Entries from a dataset of interfaces

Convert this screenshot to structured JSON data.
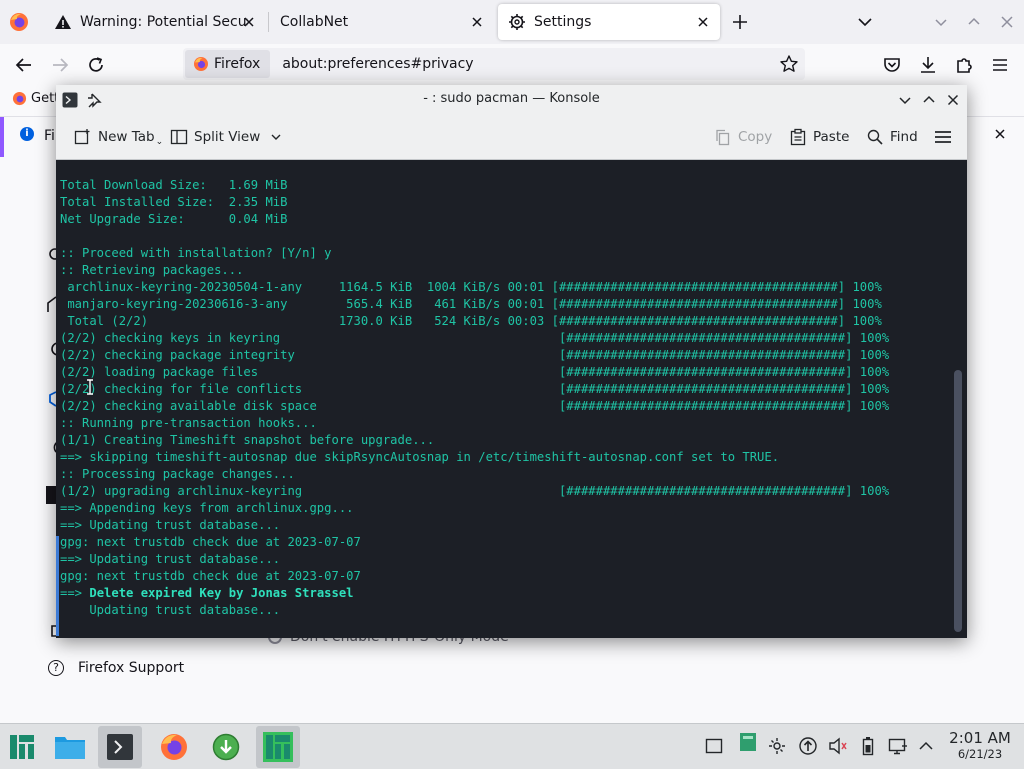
{
  "browser": {
    "tabs": [
      {
        "title": "Warning: Potential Security Risk Ahead",
        "icon": "warning-icon",
        "active": false
      },
      {
        "title": "CollabNet",
        "icon": "",
        "active": false
      },
      {
        "title": "Settings",
        "icon": "gear-icon",
        "active": true
      }
    ],
    "identity_label": "Firefox",
    "url": "about:preferences#privacy",
    "bookmark_label": "Getti",
    "notification_text": "Fi"
  },
  "page": {
    "https_option": "Don't enable HTTPS-Only Mode",
    "support_link": "Firefox Support"
  },
  "konsole": {
    "title": "- : sudo pacman — Konsole",
    "toolbar": {
      "new_tab": "New Tab",
      "split_view": "Split View",
      "copy": "Copy",
      "paste": "Paste",
      "find": "Find"
    },
    "terminal_lines": [
      {
        "text": "Total Download Size:   1.69 MiB"
      },
      {
        "text": "Total Installed Size:  2.35 MiB"
      },
      {
        "text": "Net Upgrade Size:      0.04 MiB"
      },
      {
        "text": ""
      },
      {
        "text": ":: Proceed with installation? [Y/n] y"
      },
      {
        "text": ":: Retrieving packages..."
      },
      {
        "text": " archlinux-keyring-20230504-1-any     1164.5 KiB  1004 KiB/s 00:01 [######################################] 100%"
      },
      {
        "text": " manjaro-keyring-20230616-3-any        565.4 KiB   461 KiB/s 00:01 [######################################] 100%"
      },
      {
        "text": " Total (2/2)                          1730.0 KiB   524 KiB/s 00:03 [######################################] 100%"
      },
      {
        "text": "(2/2) checking keys in keyring                                      [######################################] 100%"
      },
      {
        "text": "(2/2) checking package integrity                                    [######################################] 100%"
      },
      {
        "text": "(2/2) loading package files                                         [######################################] 100%"
      },
      {
        "text": "(2/2) checking for file conflicts                                   [######################################] 100%"
      },
      {
        "text": "(2/2) checking available disk space                                 [######################################] 100%"
      },
      {
        "text": ":: Running pre-transaction hooks..."
      },
      {
        "text": "(1/1) Creating Timeshift snapshot before upgrade..."
      },
      {
        "text": "==> skipping timeshift-autosnap due skipRsyncAutosnap in /etc/timeshift-autosnap.conf set to TRUE."
      },
      {
        "text": ":: Processing package changes..."
      },
      {
        "text": "(1/2) upgrading archlinux-keyring                                   [######################################] 100%"
      },
      {
        "text": "==> Appending keys from archlinux.gpg..."
      },
      {
        "text": "==> Updating trust database..."
      },
      {
        "text": "gpg: next trustdb check due at 2023-07-07"
      },
      {
        "text": "==> Updating trust database..."
      },
      {
        "text": "gpg: next trustdb check due at 2023-07-07"
      },
      {
        "prefix": "==> ",
        "bold": "Delete expired Key by Jonas Strassel"
      },
      {
        "text": "    Updating trust database..."
      }
    ]
  },
  "taskbar": {
    "apps": [
      "manjaro-menu-icon",
      "file-manager-icon",
      "konsole-icon",
      "firefox-icon",
      "download-icon",
      "manjaro-app-icon"
    ],
    "clock_time": "2:01 AM",
    "clock_date": "6/21/23"
  },
  "colors": {
    "terminal_bg": "#1c1f26",
    "terminal_fg": "#1fc4a5",
    "taskbar_bg": "#dfe1e3",
    "accent": "#9059ff"
  }
}
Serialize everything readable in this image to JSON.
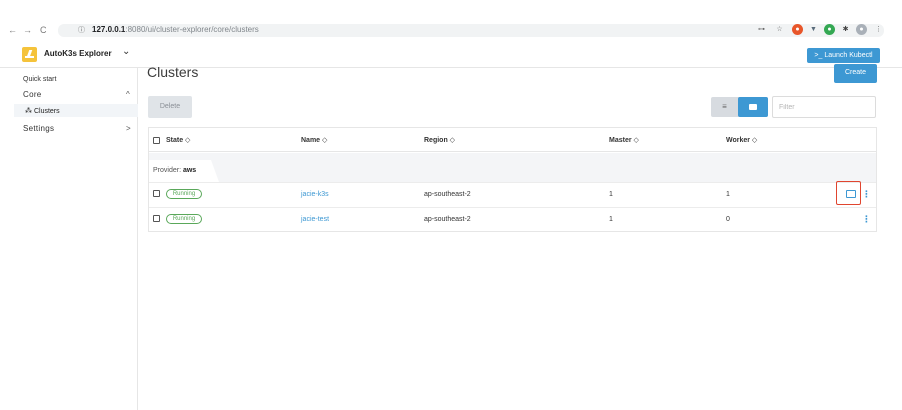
{
  "browser": {
    "url_host": "127.0.0.1",
    "url_port": ":8080",
    "url_path": "/ui/cluster-explorer/core/clusters",
    "back": "←",
    "forward": "→",
    "reload": "C",
    "info": "ⓘ"
  },
  "app": {
    "name": "AutoK3s Explorer",
    "chevron": "⌄",
    "kubectl_label": ">_ Launch Kubectl"
  },
  "sidebar": {
    "quick_start": "Quick start",
    "core": {
      "label": "Core",
      "caret": "^"
    },
    "clusters": {
      "icon": "⁂",
      "label": "Clusters"
    },
    "settings": {
      "label": "Settings",
      "caret": ">"
    }
  },
  "main": {
    "title": "Clusters",
    "create_label": "Create",
    "delete_label": "Delete",
    "filter_placeholder": "Filter",
    "view_flat_icon": "≡"
  },
  "table": {
    "columns": [
      "State ◇",
      "Name ◇",
      "Region ◇",
      "Master ◇",
      "Worker ◇"
    ],
    "group_prefix": "Provider: ",
    "group_value": "aws",
    "rows": [
      {
        "state": "Running",
        "name": "jacie-k3s",
        "region": "ap-southeast-2",
        "master": "1",
        "worker": "1"
      },
      {
        "state": "Running",
        "name": "jacie-test",
        "region": "ap-southeast-2",
        "master": "1",
        "worker": "0"
      }
    ],
    "kebab": "⋮"
  },
  "colors": {
    "accent": "#3d98d3",
    "running": "#5aa85a",
    "highlight": "#e0452f",
    "logo": "#f5c33b"
  }
}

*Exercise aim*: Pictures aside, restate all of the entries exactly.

*Result of the exercise*:
Convert this screenshot to structured JSON data.
{
  "browser": {
    "tabs": [
      {
        "title": "Warning: Potential Security Risk Ahead",
        "icon": "warning-icon",
        "active": false
      },
      {
        "title": "CollabNet",
        "icon": "",
        "active": false
      },
      {
        "title": "Settings",
        "icon": "gear-icon",
        "active": true
      }
    ],
    "identity_label": "Firefox",
    "url": "about:preferences#privacy",
    "bookmark_label": "Getti",
    "notification_text": "Fi"
  },
  "page": {
    "https_option": "Don't enable HTTPS-Only Mode",
    "support_link": "Firefox Support"
  },
  "konsole": {
    "title": "- : sudo pacman — Konsole",
    "toolbar": {
      "new_tab": "New Tab",
      "split_view": "Split View",
      "copy": "Copy",
      "paste": "Paste",
      "find": "Find"
    },
    "terminal_lines": [
      {
        "text": "Total Download Size:   1.69 MiB"
      },
      {
        "text": "Total Installed Size:  2.35 MiB"
      },
      {
        "text": "Net Upgrade Size:      0.04 MiB"
      },
      {
        "text": ""
      },
      {
        "text": ":: Proceed with installation? [Y/n] y"
      },
      {
        "text": ":: Retrieving packages..."
      },
      {
        "text": " archlinux-keyring-20230504-1-any     1164.5 KiB  1004 KiB/s 00:01 [######################################] 100%"
      },
      {
        "text": " manjaro-keyring-20230616-3-any        565.4 KiB   461 KiB/s 00:01 [######################################] 100%"
      },
      {
        "text": " Total (2/2)                          1730.0 KiB   524 KiB/s 00:03 [######################################] 100%"
      },
      {
        "text": "(2/2) checking keys in keyring                                      [######################################] 100%"
      },
      {
        "text": "(2/2) checking package integrity                                    [######################################] 100%"
      },
      {
        "text": "(2/2) loading package files                                         [######################################] 100%"
      },
      {
        "text": "(2/2) checking for file conflicts                                   [######################################] 100%"
      },
      {
        "text": "(2/2) checking available disk space                                 [######################################] 100%"
      },
      {
        "text": ":: Running pre-transaction hooks..."
      },
      {
        "text": "(1/1) Creating Timeshift snapshot before upgrade..."
      },
      {
        "text": "==> skipping timeshift-autosnap due skipRsyncAutosnap in /etc/timeshift-autosnap.conf set to TRUE."
      },
      {
        "text": ":: Processing package changes..."
      },
      {
        "text": "(1/2) upgrading archlinux-keyring                                   [######################################] 100%"
      },
      {
        "text": "==> Appending keys from archlinux.gpg..."
      },
      {
        "text": "==> Updating trust database..."
      },
      {
        "text": "gpg: next trustdb check due at 2023-07-07"
      },
      {
        "text": "==> Updating trust database..."
      },
      {
        "text": "gpg: next trustdb check due at 2023-07-07"
      },
      {
        "prefix": "==> ",
        "bold": "Delete expired Key by Jonas Strassel"
      },
      {
        "text": "    Updating trust database..."
      }
    ]
  },
  "taskbar": {
    "apps": [
      "manjaro-menu-icon",
      "file-manager-icon",
      "konsole-icon",
      "firefox-icon",
      "download-icon",
      "manjaro-app-icon"
    ],
    "clock_time": "2:01 AM",
    "clock_date": "6/21/23"
  },
  "colors": {
    "terminal_bg": "#1c1f26",
    "terminal_fg": "#1fc4a5",
    "taskbar_bg": "#dfe1e3",
    "accent": "#9059ff"
  }
}
Serialize everything readable in this image to JSON.
{
  "browser": {
    "url_host": "127.0.0.1",
    "url_port": ":8080",
    "url_path": "/ui/cluster-explorer/core/clusters",
    "back": "←",
    "forward": "→",
    "reload": "C",
    "info": "ⓘ"
  },
  "app": {
    "name": "AutoK3s Explorer",
    "chevron": "⌄",
    "kubectl_label": ">_ Launch Kubectl"
  },
  "sidebar": {
    "quick_start": "Quick start",
    "core": {
      "label": "Core",
      "caret": "^"
    },
    "clusters": {
      "icon": "⁂",
      "label": "Clusters"
    },
    "settings": {
      "label": "Settings",
      "caret": ">"
    }
  },
  "main": {
    "title": "Clusters",
    "create_label": "Create",
    "delete_label": "Delete",
    "filter_placeholder": "Filter",
    "view_flat_icon": "≡"
  },
  "table": {
    "columns": [
      "State ◇",
      "Name ◇",
      "Region ◇",
      "Master ◇",
      "Worker ◇"
    ],
    "group_prefix": "Provider: ",
    "group_value": "aws",
    "rows": [
      {
        "state": "Running",
        "name": "jacie-k3s",
        "region": "ap-southeast-2",
        "master": "1",
        "worker": "1"
      },
      {
        "state": "Running",
        "name": "jacie-test",
        "region": "ap-southeast-2",
        "master": "1",
        "worker": "0"
      }
    ],
    "kebab": "⋮"
  },
  "colors": {
    "accent": "#3d98d3",
    "running": "#5aa85a",
    "highlight": "#e0452f",
    "logo": "#f5c33b"
  }
}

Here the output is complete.